They also noted that 96% of patients randomized to digoxin were still taking the drug versus 89% randomized to bisoprolol, while 9% in the latter group switched to an alternative β-blocker due to AEs. And 6.8% of those in the digoxin group required an additional drug for heart rate control compared with 1.4% in the bisoprolol group. Finally, 5.0% of patients in the digoxin group died versus 8.8% on bisoprolol or another ß-blocker (1.3% versus 5.5%, respectively, related to cardiovascular causes).
Study limitations included the facts that the trial lacked power to compare major CV AEs and that the results “do not apply to patients with severe reduction in [left ventricular EF], or to those admitted with uncontrolled AFib or decompensated heart failure because acute heart rate control in these scenarios is often more challenging,” the authors explained.

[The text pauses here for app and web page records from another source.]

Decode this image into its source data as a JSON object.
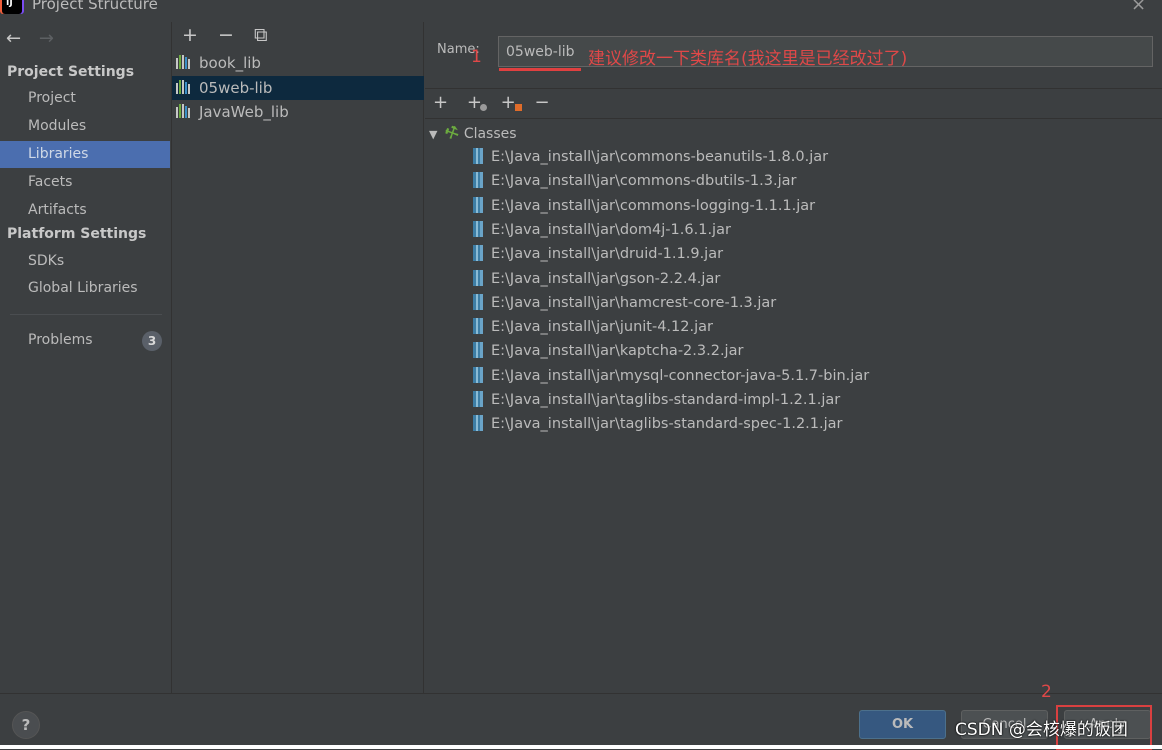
{
  "window": {
    "title": "Project Structure",
    "close_icon": "×"
  },
  "sidebar": {
    "back_icon": "←",
    "forward_icon": "→",
    "sections": [
      {
        "header": "Project Settings",
        "items": [
          "Project",
          "Modules",
          "Libraries",
          "Facets",
          "Artifacts"
        ]
      },
      {
        "header": "Platform Settings",
        "items": [
          "SDKs",
          "Global Libraries"
        ]
      }
    ],
    "selected": "Libraries",
    "problems": {
      "label": "Problems",
      "count": "3"
    }
  },
  "libraries": {
    "toolbar": {
      "add": "+",
      "remove": "−",
      "copy": "⧉"
    },
    "items": [
      "book_lib",
      "05web-lib",
      "JavaWeb_lib"
    ],
    "selected": "05web-lib"
  },
  "details": {
    "name_label": "Name:",
    "name_value": "05web-lib",
    "toolbar": {
      "add": "+",
      "add_url": "+",
      "add_module": "+",
      "remove": "−"
    },
    "tree_root": "Classes",
    "jars": [
      "E:\\Java_install\\jar\\commons-beanutils-1.8.0.jar",
      "E:\\Java_install\\jar\\commons-dbutils-1.3.jar",
      "E:\\Java_install\\jar\\commons-logging-1.1.1.jar",
      "E:\\Java_install\\jar\\dom4j-1.6.1.jar",
      "E:\\Java_install\\jar\\druid-1.1.9.jar",
      "E:\\Java_install\\jar\\gson-2.2.4.jar",
      "E:\\Java_install\\jar\\hamcrest-core-1.3.jar",
      "E:\\Java_install\\jar\\junit-4.12.jar",
      "E:\\Java_install\\jar\\kaptcha-2.3.2.jar",
      "E:\\Java_install\\jar\\mysql-connector-java-5.1.7-bin.jar",
      "E:\\Java_install\\jar\\taglibs-standard-impl-1.2.1.jar",
      "E:\\Java_install\\jar\\taglibs-standard-spec-1.2.1.jar"
    ]
  },
  "annotations": {
    "marker1": "1",
    "note1": "建议修改一下类库名(我这里是已经改过了)",
    "marker2": "2",
    "watermark": "CSDN @会核爆的饭团",
    "color": "#e04848"
  },
  "footer": {
    "help": "?",
    "ok": "OK",
    "cancel": "Cancel",
    "apply": "Apply"
  }
}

There was no statistically significant difference in quality of life at 6 months for patients, ages ≥60, with permanent atrial fibrillation (AFib) and symptoms of heart failure whether they were treated with low-dose digoxin or bisoprolol.

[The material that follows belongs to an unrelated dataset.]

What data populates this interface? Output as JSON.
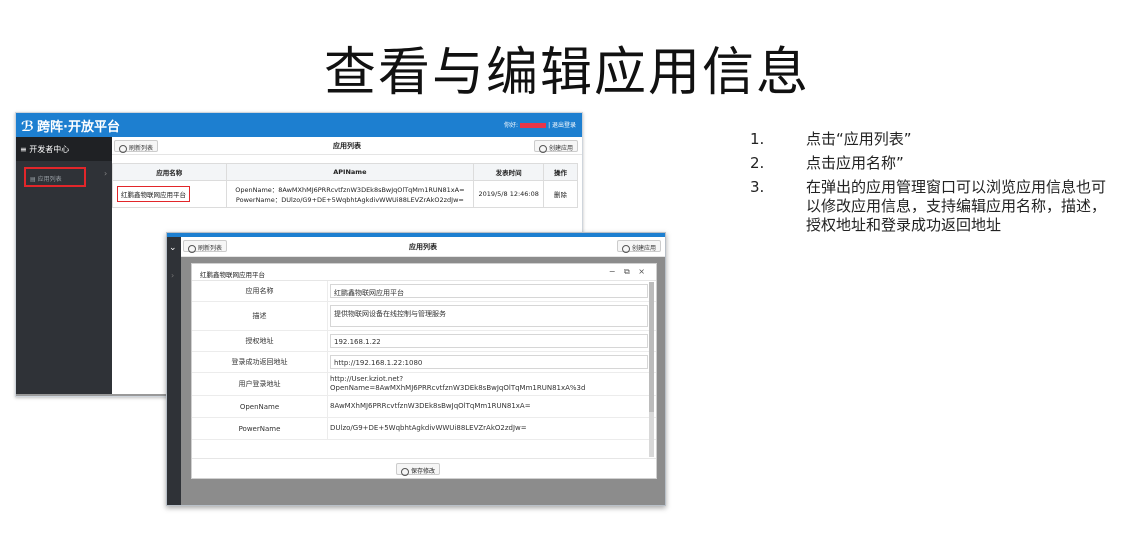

Among patients with permanent AFib who do not tolerate β-blockers, digoxin may be an option as a second-line agent.
Shalmali Pal, Contributing Writer, BreakingMED™
The RATE-AF trial was funded by the National Institute for Health Research (NIHR) and the British Heart Foundation accelerator award to the University of Birmingham Institute of Cardiovascular Sciences.
Kotecha reported support from, and/or relationships with, NIHR, the British Heart Foundation, the European Union-European Federation of Pharma Industries and Associations Innovative Medicines Initiative BigData@Heart, the European Society of Cardiology/Boehringer Ingelheim/Bristol-Myers Squibb-Pfizer Alliance/Bayer/Daiichi-Sankyo/Boston Scientific, IRCCS San Raffaele/Menarini Research, Bayer, AtriCure, Amomed, and Myokardia. Co-authors reported support from, and/or relationships with, multiple companies and organizations.
Curfman reported no relationships relevant to the contents of this paper to disclose.
Cat ID: 2
Topic ID: 74,2,730,2,913,192,925